Learning about different career opportunities has the potential to make a lasting impact on the future path of each individual girl studying at KSG. By going on field trips and witnessing professionals in action, the students at KSG will gain inspirational role models and develop tangible goals. The impact of this project directly affects the future of each girl; but more than that, it has the potential to create change in the community.

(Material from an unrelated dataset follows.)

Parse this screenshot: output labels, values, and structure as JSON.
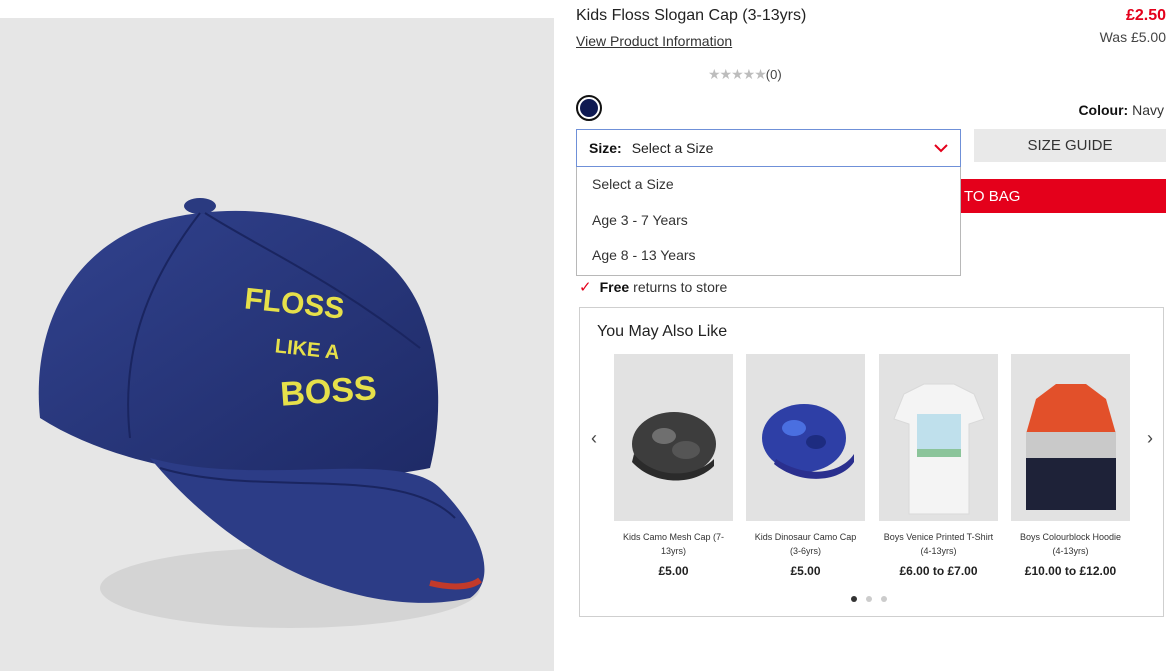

In Kibera, 66% of women trade sex to survive by sixteen, some as early as age six. Women in Kibera contact HIV at a rate 5 times their male counterparts. Seven out of ten women have or will experience sexual violence. Kibera School for Girls is on a mission to change this, with its two-step community-driven model to combat gender inequality. The tangible link between a school for girls and desperately needed community services for all creates a unique incentive structure, as the community learns to associate desperately needed services with an institution dedicated to girls’ education, increasing the value placed on women. One of the next steps to furthering this newfound value placed on woman is considering and planning for their futures after KSG. Stopping the predominance of early childbirth preventing women from obtaining work and money is a hard task, but education is the key to the end of this vicious cycle. Creating value placed on woman means thinking about futures; currently, woman are not seen as capable as holding many high and powerful positions. We want to teach the girls at KSG that they can grow up to be whatever they want; the determination of these young girls has the power to change the opportunities and goals that girls and women will have in Kibera for years to come.

Team Credentials

Shining Hope for Communities has had widespread impact and support. Shining Hope provides resources and social services to the entire community, including a health clinic, sanitary toilets, water, gardens, gender violence support groups, microenterprise for HIV positive women, literacy/computer training, and hundreds of jobs. Because of the support Shining Hope gives to Kibera, the Kibera School for Girls is seen as essential to a community that does not usually value women’s education. In only 2 years of existence, the Kibera School for Girls has grown tremendously. Currently, construction is preparing a new school building for the incoming class, carrying out the plan to add a new grade to school every year.

Our impact has mitigated local deficits in education, sanitation, health, food security, and technological job skills. Kennedy and Jessica were awarded the prestigious 2010 Echoing Green Fellowship given to the world’s best emerging social entrepreneurs. They have received support for their work from The Newman’s Own Foundation, and Shining Hope also won the international 2010 Dell Social Innovation Competition. Jessica was recognized as America’s “Top World Changer 25 and Under” by Do Something and VH1. Kennedy spoke as a panelist at Clinton’s Global Initiative Conference, and was recently invited to become a member of the Clinton Global Initiative. Our students, staff and community members are leading the way
to a better tomorrow for themselves, their families, their community—and for all of us.


  • An update from Kibera!

  • "My Dreams" from the Kibera School

    [font='Palatino Linotype', 'Book Antiqua', Palatino, serif]In our after school program, the fourth grade girls are learning about what it means to dream. We asked the girls to describe their dreams – for tomorrow, for the year, and for their life. We also asked them to write about their role model. Enjoy their responses, below.[/font] Lorna, Grade 4 Tomorrow Tomorrow I would like to have a goal which is I want to work hard in class and I also want to dream about good things that I am the best and I hope my dream will come true. Year My goal for the year is to be number one in class and also my goal is to be the brightest girl and learn more things. Life In my life I would like to be a doctor in the future. In my life I would like to be the best doctor in the world. In life I would like to pass my exams and go to the national school. When I grow up I want to be a doctor to help other people from different diseases. Herenia, Grade 4 Tomorrow To be the cleanest To under...